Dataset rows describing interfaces
++++

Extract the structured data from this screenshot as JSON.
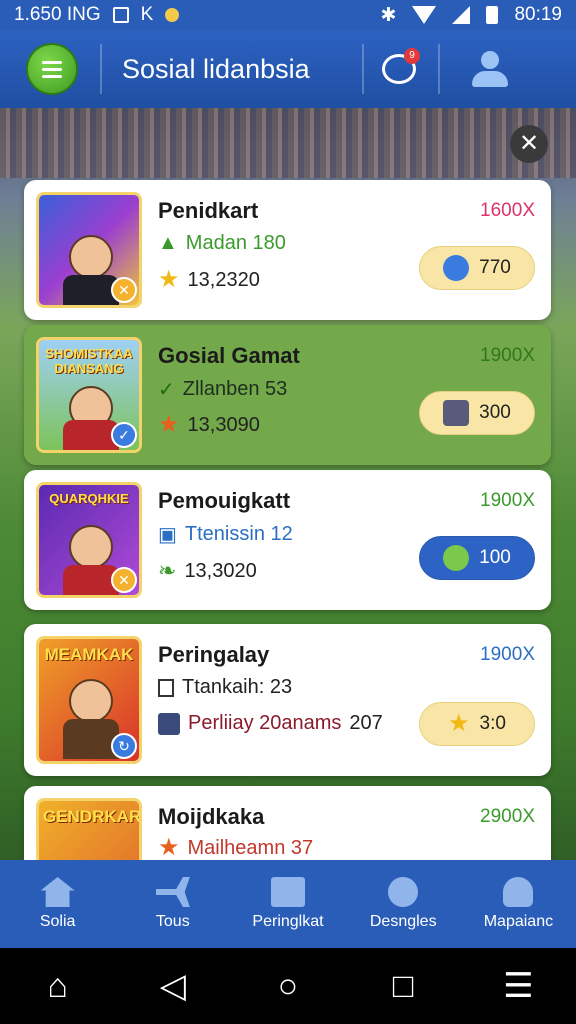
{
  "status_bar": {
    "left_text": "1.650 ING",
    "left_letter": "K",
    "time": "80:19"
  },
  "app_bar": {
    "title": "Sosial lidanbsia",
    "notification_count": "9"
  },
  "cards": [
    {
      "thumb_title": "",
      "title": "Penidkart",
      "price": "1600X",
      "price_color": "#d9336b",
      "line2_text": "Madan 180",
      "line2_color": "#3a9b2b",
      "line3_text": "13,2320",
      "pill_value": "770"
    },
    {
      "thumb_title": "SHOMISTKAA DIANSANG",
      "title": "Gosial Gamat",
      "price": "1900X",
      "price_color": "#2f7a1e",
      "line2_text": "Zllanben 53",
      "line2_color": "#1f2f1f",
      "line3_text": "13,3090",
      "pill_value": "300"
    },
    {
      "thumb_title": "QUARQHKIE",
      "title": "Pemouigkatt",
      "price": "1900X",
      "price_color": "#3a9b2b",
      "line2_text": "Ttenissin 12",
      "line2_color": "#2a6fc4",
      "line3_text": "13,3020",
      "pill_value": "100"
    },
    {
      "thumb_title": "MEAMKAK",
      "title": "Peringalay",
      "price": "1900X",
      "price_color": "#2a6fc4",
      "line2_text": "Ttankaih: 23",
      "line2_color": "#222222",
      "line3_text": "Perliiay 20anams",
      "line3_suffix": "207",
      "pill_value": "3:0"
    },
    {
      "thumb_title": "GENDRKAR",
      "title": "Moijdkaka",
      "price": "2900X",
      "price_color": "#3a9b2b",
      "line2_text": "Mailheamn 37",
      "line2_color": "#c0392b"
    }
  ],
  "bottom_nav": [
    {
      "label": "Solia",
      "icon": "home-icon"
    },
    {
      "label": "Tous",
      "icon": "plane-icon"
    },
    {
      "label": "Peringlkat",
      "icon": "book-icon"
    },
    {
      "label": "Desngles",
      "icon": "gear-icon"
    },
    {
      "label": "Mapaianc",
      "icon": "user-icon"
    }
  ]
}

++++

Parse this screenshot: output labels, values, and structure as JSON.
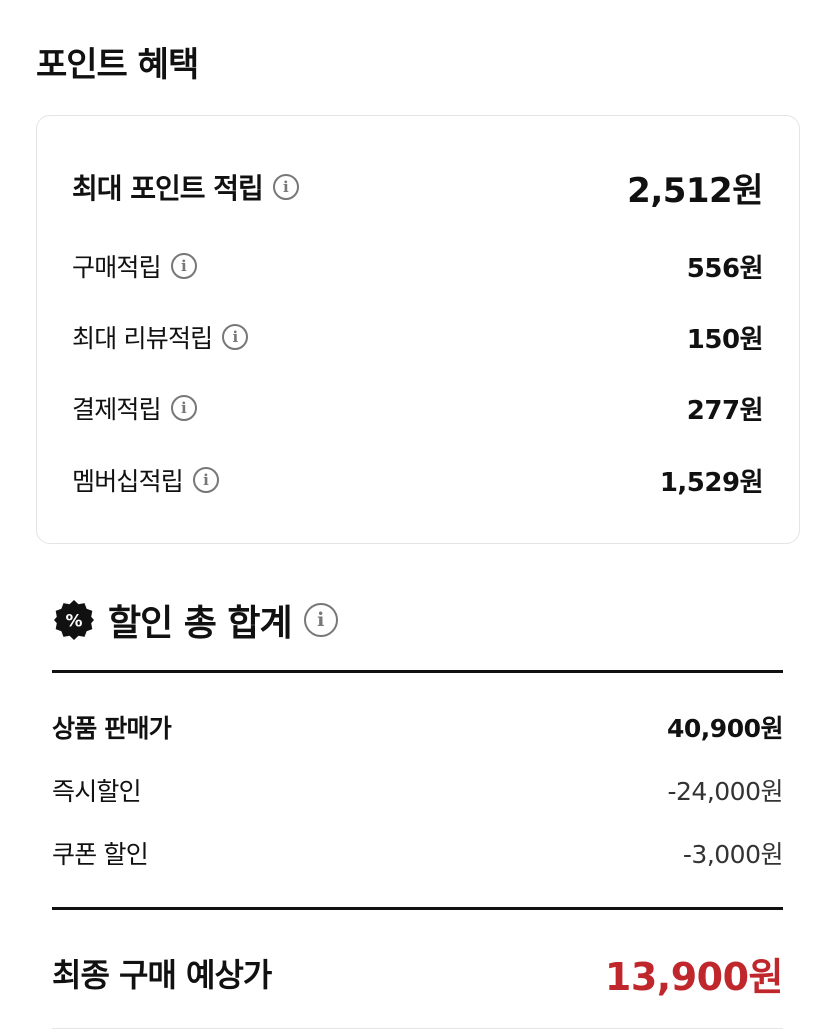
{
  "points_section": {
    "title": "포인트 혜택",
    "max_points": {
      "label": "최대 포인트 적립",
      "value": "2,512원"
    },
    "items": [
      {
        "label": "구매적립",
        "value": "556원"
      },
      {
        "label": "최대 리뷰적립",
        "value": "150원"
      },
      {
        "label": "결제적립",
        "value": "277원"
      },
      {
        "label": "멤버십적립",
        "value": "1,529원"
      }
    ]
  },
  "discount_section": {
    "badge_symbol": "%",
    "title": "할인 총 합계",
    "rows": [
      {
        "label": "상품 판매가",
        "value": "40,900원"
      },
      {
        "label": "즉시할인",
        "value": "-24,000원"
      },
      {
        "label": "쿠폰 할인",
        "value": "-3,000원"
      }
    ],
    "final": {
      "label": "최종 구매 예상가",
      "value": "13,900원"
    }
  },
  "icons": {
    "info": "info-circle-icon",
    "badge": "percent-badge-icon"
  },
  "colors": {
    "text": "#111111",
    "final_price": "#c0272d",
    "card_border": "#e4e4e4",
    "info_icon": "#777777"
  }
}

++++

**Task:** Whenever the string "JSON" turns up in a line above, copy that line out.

**Exercise result:**
Extract the structured data from this screenshot as JSON.
Parse this screenshot: output labels, values, and structure as JSON.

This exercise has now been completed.